In 2015, Asthma UK began working with a range of partners from across Europe on a three-year study to develop a novel sensor-based inhaler, myAirCoach, which connects to a patients’ smart device and monitors a range of physiological, behavioural and environmental factors. It aims to help asthma patients to self-manage and increase their awareness of their clinical and environmental state. It will also create a new and more comprehensive dataset of the biological state of people’s asthma on a day-to-day basis. This can then be examined by researchers who are aiming to discover whether asthma exacerbations can be predicted and treated at an earlier stage. The project will build evidence about the potential for mobile Health to manage asthma and other long-term conditions.

“MyAirCoach is a ground-breaking project that will pave the way for more effective management of asthma based on real-time data from the patient and their environment. The use of a wide array of information will help to predict a worsening in asthma symptoms, such that treatment can be subsequently adjusted to avert a life-threatening asthma attack.” Researcher perspective

Alzheimer’s Research UK: Using health information to help with early detection

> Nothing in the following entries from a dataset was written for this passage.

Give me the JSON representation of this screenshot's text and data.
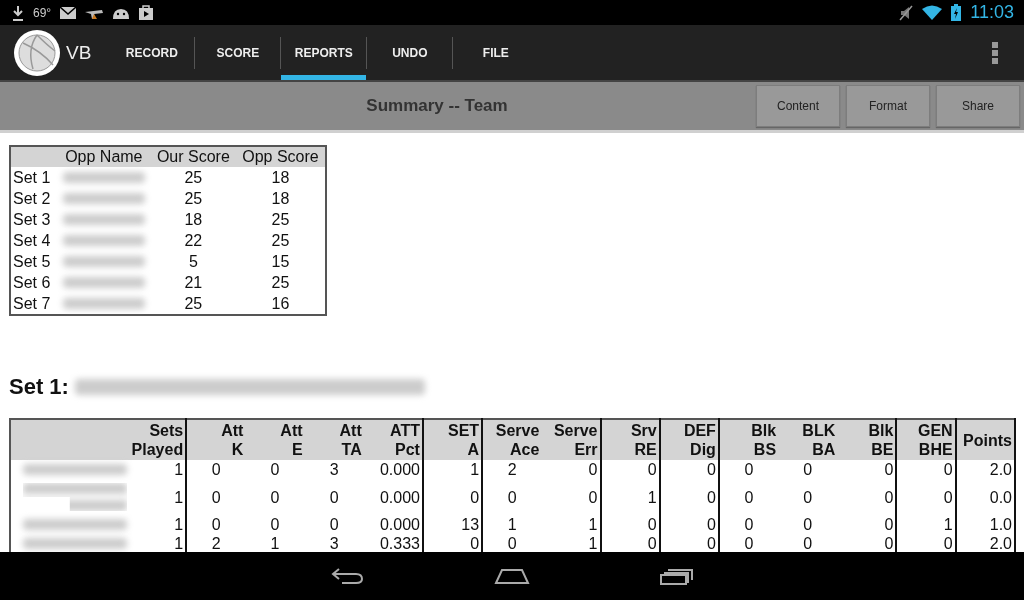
{
  "status_bar": {
    "temperature": "69°",
    "time": "11:03"
  },
  "action_bar": {
    "app_label": "VB",
    "tabs": [
      {
        "label": "RECORD",
        "selected": false
      },
      {
        "label": "SCORE",
        "selected": false
      },
      {
        "label": "REPORTS",
        "selected": true
      },
      {
        "label": "UNDO",
        "selected": false
      },
      {
        "label": "FILE",
        "selected": false
      }
    ]
  },
  "toolbar": {
    "title": "Summary -- Team",
    "buttons": [
      "Content",
      "Format",
      "Share"
    ]
  },
  "sets_table": {
    "columns": [
      "Opp Name",
      "Our Score",
      "Opp Score"
    ],
    "rows": [
      {
        "label": "Set 1",
        "opp_redacted": true,
        "our": "25",
        "opp": "18"
      },
      {
        "label": "Set 2",
        "opp_redacted": true,
        "our": "25",
        "opp": "18"
      },
      {
        "label": "Set 3",
        "opp_redacted": true,
        "our": "18",
        "opp": "25"
      },
      {
        "label": "Set 4",
        "opp_redacted": true,
        "our": "22",
        "opp": "25"
      },
      {
        "label": "Set 5",
        "opp_redacted": true,
        "our": "5",
        "opp": "15"
      },
      {
        "label": "Set 6",
        "opp_redacted": true,
        "our": "21",
        "opp": "25"
      },
      {
        "label": "Set 7",
        "opp_redacted": true,
        "our": "25",
        "opp": "16"
      }
    ]
  },
  "set_heading": {
    "label": "Set 1:",
    "detail_redacted": true
  },
  "stats_table": {
    "columns": [
      {
        "lines": [
          "Sets",
          "Played"
        ],
        "divider": true
      },
      {
        "lines": [
          "Att",
          "K"
        ],
        "divider": false
      },
      {
        "lines": [
          "Att",
          "E"
        ],
        "divider": false
      },
      {
        "lines": [
          "Att",
          "TA"
        ],
        "divider": false
      },
      {
        "lines": [
          "ATT",
          "Pct"
        ],
        "divider": true
      },
      {
        "lines": [
          "SET",
          "A"
        ],
        "divider": true
      },
      {
        "lines": [
          "Serve",
          "Ace"
        ],
        "divider": false
      },
      {
        "lines": [
          "Serve",
          "Err"
        ],
        "divider": true
      },
      {
        "lines": [
          "Srv",
          "RE"
        ],
        "divider": true
      },
      {
        "lines": [
          "DEF",
          "Dig"
        ],
        "divider": true
      },
      {
        "lines": [
          "Blk",
          "BS"
        ],
        "divider": false
      },
      {
        "lines": [
          "BLK",
          "BA"
        ],
        "divider": false
      },
      {
        "lines": [
          "Blk",
          "BE"
        ],
        "divider": true
      },
      {
        "lines": [
          "GEN",
          "BHE"
        ],
        "divider": true
      },
      {
        "lines": [
          "Points"
        ],
        "divider": true
      }
    ],
    "rows": [
      {
        "name_redacted": true,
        "name_wraps": false,
        "values": [
          "1",
          "0",
          "0",
          "3",
          "0.000",
          "1",
          "2",
          "0",
          "0",
          "0",
          "0",
          "0",
          "0",
          "0",
          "2.0"
        ]
      },
      {
        "name_redacted": true,
        "name_wraps": true,
        "values": [
          "1",
          "0",
          "0",
          "0",
          "0.000",
          "0",
          "0",
          "0",
          "1",
          "0",
          "0",
          "0",
          "0",
          "0",
          "0.0"
        ]
      },
      {
        "name_redacted": true,
        "name_wraps": false,
        "values": [
          "1",
          "0",
          "0",
          "0",
          "0.000",
          "13",
          "1",
          "1",
          "0",
          "0",
          "0",
          "0",
          "0",
          "1",
          "1.0"
        ]
      },
      {
        "name_redacted": true,
        "name_wraps": false,
        "values": [
          "1",
          "2",
          "1",
          "3",
          "0.333",
          "0",
          "0",
          "1",
          "0",
          "0",
          "0",
          "0",
          "0",
          "0",
          "2.0"
        ]
      }
    ]
  }
}
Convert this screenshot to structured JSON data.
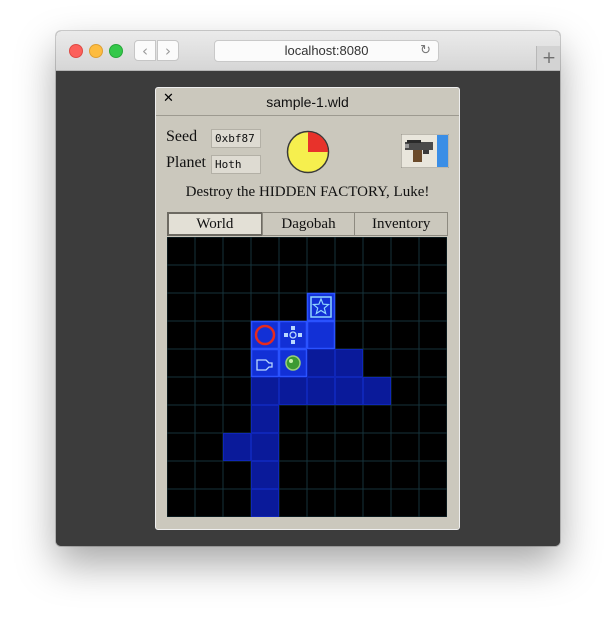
{
  "browser": {
    "url": "localhost:8080",
    "back_glyph": "‹",
    "forward_glyph": "›",
    "reload_glyph": "↻",
    "new_tab_glyph": "+"
  },
  "dialog": {
    "close_glyph": "✕",
    "title": "sample-1.wld"
  },
  "fields": {
    "seed_label": "Seed",
    "seed_value": "0xbf87",
    "planet_label": "Planet",
    "planet_value": "Hoth"
  },
  "objective": "Destroy the HIDDEN FACTORY, Luke!",
  "progress": {
    "red_fraction": 0.25,
    "red_color": "#e8322b",
    "yellow_color": "#f6ef4e"
  },
  "tabs": [
    {
      "label": "World",
      "active": true
    },
    {
      "label": "Dagobah",
      "active": false
    },
    {
      "label": "Inventory",
      "active": false
    }
  ],
  "map": {
    "cols": 10,
    "rows": 10,
    "grid_color": "#16323a",
    "zone_color": "#0a1a9a",
    "highlight_color": "#2a52ff",
    "zones": [
      [
        5,
        2
      ],
      [
        3,
        3
      ],
      [
        4,
        3
      ],
      [
        5,
        3
      ],
      [
        3,
        4
      ],
      [
        4,
        4
      ],
      [
        5,
        4
      ],
      [
        6,
        4
      ],
      [
        3,
        5
      ],
      [
        4,
        5
      ],
      [
        5,
        5
      ],
      [
        6,
        5
      ],
      [
        7,
        5
      ],
      [
        3,
        6
      ],
      [
        3,
        7
      ],
      [
        2,
        7
      ],
      [
        3,
        7
      ],
      [
        3,
        8
      ],
      [
        3,
        9
      ]
    ],
    "highlighted": [
      [
        5,
        2
      ],
      [
        3,
        3
      ],
      [
        4,
        3
      ],
      [
        5,
        3
      ],
      [
        3,
        4
      ],
      [
        4,
        4
      ]
    ],
    "markers": [
      {
        "col": 5,
        "row": 2,
        "icon": "star-icon"
      },
      {
        "col": 3,
        "row": 3,
        "icon": "red-ring-icon"
      },
      {
        "col": 4,
        "row": 3,
        "icon": "crossroads-icon"
      },
      {
        "col": 3,
        "row": 4,
        "icon": "hand-icon"
      },
      {
        "col": 4,
        "row": 4,
        "icon": "green-orb-icon"
      }
    ]
  },
  "weapon_icon": "blaster-icon"
}
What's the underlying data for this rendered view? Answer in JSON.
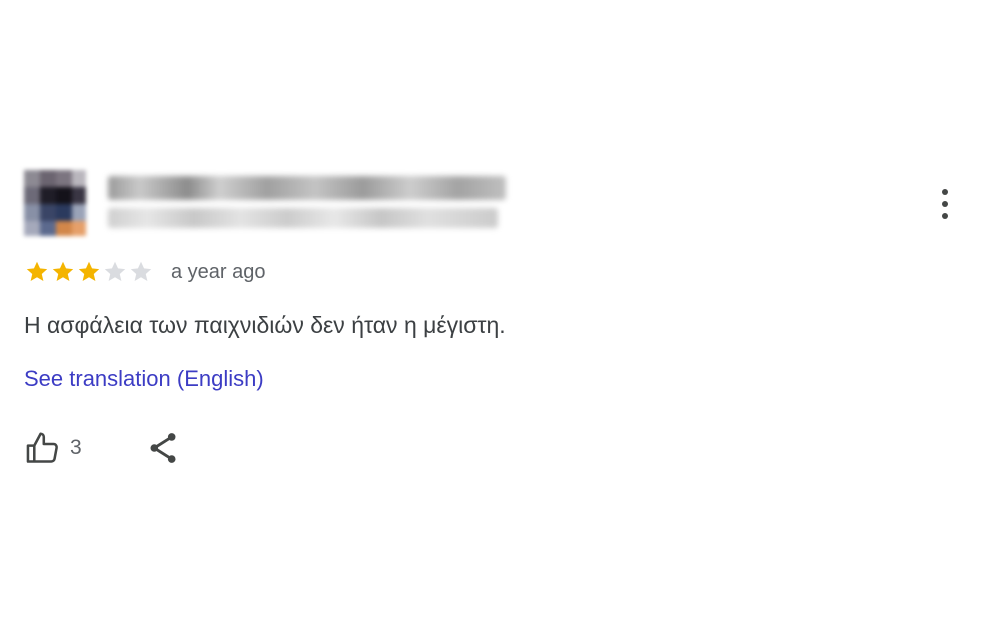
{
  "review": {
    "reviewer": {
      "name": "",
      "meta": ""
    },
    "rating": 3,
    "max_rating": 5,
    "timestamp": "a year ago",
    "text": "Η ασφάλεια των παιχνιδιών δεν ήταν η μέγιστη.",
    "translate_link": "See translation (English)",
    "like_count": "3"
  },
  "colors": {
    "star_filled": "#f4b400",
    "star_empty": "#dadce0",
    "link": "#3c3cc4",
    "text": "#3c4043",
    "muted": "#5f6368"
  },
  "icons": {
    "menu": "more-vert-icon",
    "like": "thumb-up-icon",
    "share": "share-icon",
    "star": "star-icon"
  }
}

Dementia affects around 850,000 people in the UK and there are currently no treatments that can slow or stop the diseases that cause it. Studying the earliest changes in diseases like Alzheimer’s will help researchers identify those who could benefit most from new treatments, and design better clinical trials to test them.

Alzheimer’s Research UK is supporting a University College London study involving members of the MRC National Survey of Health and Development – the UK’s longest running from-birth study. These volunteers have contributed to medical research their whole lives, providing decades of detailed medical and life history.

At the age of 70, 500 of the volunteers are now undergoing state-of-the-art brain imaging, memory and thinking assessments and providing blood, urine and DNA samples. A multidisciplinary team of researchers is using this information to learn more about the earliest changes in diseases like Alzheimer’s and the factors that combine to influence a person’s risk of dementia.

My main feelings about being part of the Survey are curiosity and a bit of pride. If, in our backgrounds, there is a ‘why’ for dementia, a reason some of us develop the condition and others don’t, we have to find it.” Patient perspective

Bloodwise: Using health information to improve diagnosis and treatment

Blood cancer is the UK’s fifth most commonly diagnosed cancer and the third biggest cancer killer. Bloodwise funds the Haematological Malignancy Research Network (HMRN), a collaboration between epidemiologists, a centralised diagnostic service and 14 hospitals that are capturing detailed data of treatments, responses and outcomes to clinical trial standards from every blood cancer patient in Yorkshire and Humberside.

HMRN collects tissue samples, demographic data and self-reported information from patients, and follows patients from diagnosis for the rest of their lives.

Recorded data from 20,000 patients since 2004 and it has already offered invaluable insights into routes to diagnosis, gaps and inaccuracies in GP guidelines on symptoms, variations in treatment response and a socio-economic effect on survival. The findings are helping to inform clinical practice and research, improving treatment for blood cancer patients across the UK and beyond.

HMRN would not be possible without sharing health information. Insights gained are helping to spark new avenues of research and have the potential to influence the design and evaluation of new treatments. It could represent a paradigm for the management of other cancers and serious diseases.” Researcher perspective